◆ Exercise directions ◆
Return the number of lines below with "MizuhoH" in them, and nothing else.

◆ Records shown ◆
+---+

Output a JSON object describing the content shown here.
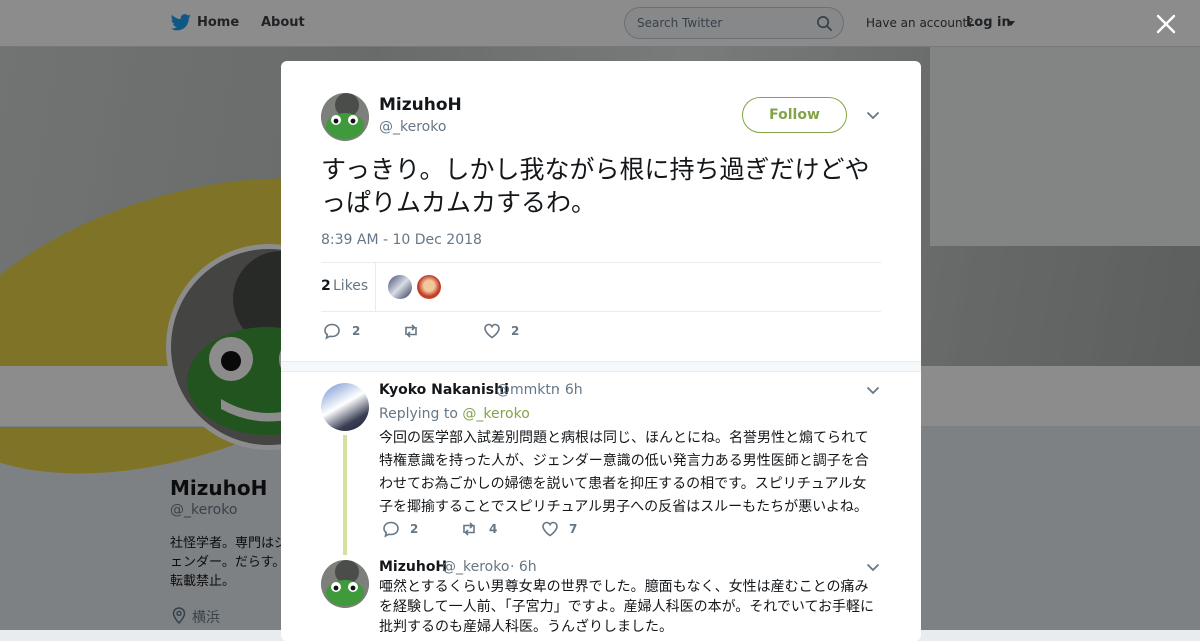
{
  "nav": {
    "home_label": "Home",
    "about_label": "About",
    "search_placeholder": "Search Twitter",
    "account_prompt": "Have an account?",
    "login_label": "Log in"
  },
  "profile_bg": {
    "name": "MizuhoH",
    "handle": "@_keroko",
    "bio": "社怪学者。専門はジェンダー。だらす。転載禁止。",
    "location": "横浜"
  },
  "tweet": {
    "author_name": "MizuhoH",
    "author_handle": "@_keroko",
    "follow_label": "Follow",
    "text": "すっきり。しかし我ながら根に持ち過ぎだけどやっぱりムカムカするわ。",
    "timestamp": "8:39 AM - 10 Dec 2018",
    "likes_count": "2",
    "likes_label": "Likes",
    "reply_count": "2",
    "like_count": "2"
  },
  "replies": [
    {
      "name": "Kyoko Nakanishi",
      "handle": "@mmktn",
      "time": "· 6h",
      "replying_prefix": "Replying to",
      "replying_to": "@_keroko",
      "text": "今回の医学部入試差別問題と病根は同じ、ほんとにね。名誉男性と煽てられて特権意識を持った人が、ジェンダー意識の低い発言力ある男性医師と調子を合わせてお為ごかしの婦徳を説いて患者を抑圧するの相です。スピリチュアル女子を揶揄することでスピリチュアル男子への反省はスルーもたちが悪いよね。",
      "replies": "2",
      "retweets": "4",
      "likes": "7"
    },
    {
      "name": "MizuhoH",
      "handle": "@_keroko",
      "time": "· 6h",
      "text": "唖然とするくらい男尊女卑の世界でした。臆面もなく、女性は産むことの痛みを経験して一人前、「子宮力」ですよ。産婦人科医の本が。それでいてお手軽に批判するのも産婦人科医。うんざりしました。"
    }
  ],
  "colors": {
    "accent": "#84a348",
    "text": "#14171a",
    "muted": "#657786",
    "thread_line": "#d8df9f"
  },
  "icons": [
    "twitter-bird-icon",
    "search-icon",
    "close-icon",
    "chevron-down-icon",
    "reply-icon",
    "retweet-icon",
    "heart-icon",
    "location-pin-icon"
  ]
}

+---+

◆ Output for this exercise ◆
3